3. Chinese 3rd party application platforms
In relation to app platforms, App Store is allowed in China while Google Play is prohibited. Instead, there are major 3rd Android application platforms in the country, i.e. xiaomi, 360 dev, Aliapp 豌豆莢, and 騰訊. Each of them has its own platform policy and design guideline for designers and developers. Even though these platforms have their own specialities in UX and UI, it seems to inherit some structure and style from Google and Apple still.
4. Chatbot & voice interaction is immersive.
Chatbot can be interacted with both messages and voice, while voice interaction is applied increasingly. The growth of chatbots requires more personified characters and natural conversation to enhance the interaction with the brand. Chinese companies tend to design a personified “mascot” to build a friendly brand identity, such as 小度 for Baidu Map, 小咚 for JD.com, and 小美 for Midea. When you talk to the bots, they will give you some directions or confirm your demands by asking questions (image5).
With the growth of chatbots and CUI (Conversational User Interface) design, the characters and contexts chosen by the brand would have impacts on how people perceive and interact with the product. From my experiences, the bot sometimes cannot truly answer a user’s question or response naturally, bringing anxiety or frustration to the conversation. A more fluent UX design in chatbot shall be aligned with the context and include a brand’s personality, from the jokes it makes to the emojis it uses. Actually, if text interaction or real people conversation works better in the scenario, bot would only be an option.
5. Chinese UI style

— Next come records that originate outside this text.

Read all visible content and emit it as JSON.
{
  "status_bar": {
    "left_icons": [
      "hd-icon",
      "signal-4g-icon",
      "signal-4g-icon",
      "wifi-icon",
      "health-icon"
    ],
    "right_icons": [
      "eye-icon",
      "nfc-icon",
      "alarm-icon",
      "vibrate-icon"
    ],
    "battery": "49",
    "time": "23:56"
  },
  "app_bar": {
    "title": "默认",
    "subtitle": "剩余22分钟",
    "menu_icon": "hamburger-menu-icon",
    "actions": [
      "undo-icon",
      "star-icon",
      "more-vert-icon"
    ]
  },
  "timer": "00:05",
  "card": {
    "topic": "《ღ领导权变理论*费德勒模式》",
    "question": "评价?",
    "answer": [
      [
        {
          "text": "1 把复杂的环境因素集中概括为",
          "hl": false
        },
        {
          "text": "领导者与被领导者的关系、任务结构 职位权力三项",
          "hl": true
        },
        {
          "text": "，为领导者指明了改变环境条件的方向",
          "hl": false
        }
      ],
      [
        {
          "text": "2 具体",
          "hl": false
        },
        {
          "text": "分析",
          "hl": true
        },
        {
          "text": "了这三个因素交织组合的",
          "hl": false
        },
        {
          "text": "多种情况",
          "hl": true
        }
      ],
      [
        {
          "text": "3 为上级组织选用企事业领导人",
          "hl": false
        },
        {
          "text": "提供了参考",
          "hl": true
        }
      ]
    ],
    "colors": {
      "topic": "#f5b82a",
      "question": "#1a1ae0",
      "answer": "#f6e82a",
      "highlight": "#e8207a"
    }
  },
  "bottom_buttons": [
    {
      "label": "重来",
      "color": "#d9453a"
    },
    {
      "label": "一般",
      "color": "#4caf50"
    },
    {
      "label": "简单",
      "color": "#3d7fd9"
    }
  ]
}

It is interesting to find that Chinese apps tend to use bright color, like orange, yellow, red, bright blue or green for app design. Moreover, it is common to see the UI theme connected with animals or skeuomorphic illustration, like fish for auction, pig for booking, cat for e-commerce, or shrimp for music, etc. Chinese style drawing or metaphor might deliver a more friendly feeling to local people and be more easily understood by users, either applying rough illustration or skeuomorphism (image6).
6. Popular 3rd party payment
It is common not to bring cash outdoor with the use of Alipay or Wechat payin China. Many apps have combined with the digital payment. For example, in the morning, you can book a Taxi on Didi, and buy breakfast by scanning a shop’s QR code with Alipay. If you have to pay rent or topup, you can also pay on Wechat public platform or Alipay directly. In the evening, if you plan to watch a movie, it is convenient to buy a ticket on Alipay too.
Even street vendor has its own QR code for customers to scan and pay. Most of the e-commerce services also has combined with Alipay for users to purchase without using credit card, like Taobao, Tmall, and JD.com. The third party payment has formed an ecosystem which combines finance, catering, entertainment, housing, utility, and transportation altogether in China.
With the booming economics and demands, the internet has been growing fast in the past 20 years in China, almost covering people’s everyday life. In fact, the competition of internet services is quite fierce in China, forcing companies to improve and move fast. While there would be several competitors and imitators in the market at first, it would be only 2 to 3 dominated brands survived, like OfO vs. Mobike, Meituan vs. ELE takeout, and Taoba vs. JD.com.
It is interesting to see that the product design would be approaching a similar direction by following the leading brands in China, but with varied aggressive promotions and strategies, to attract users and increase conversions. For foreign brands, though it is crucial to build a product with unique experience, surviving in China still needs to comply with the Chinese culture and execute trial and error to find what users really demands.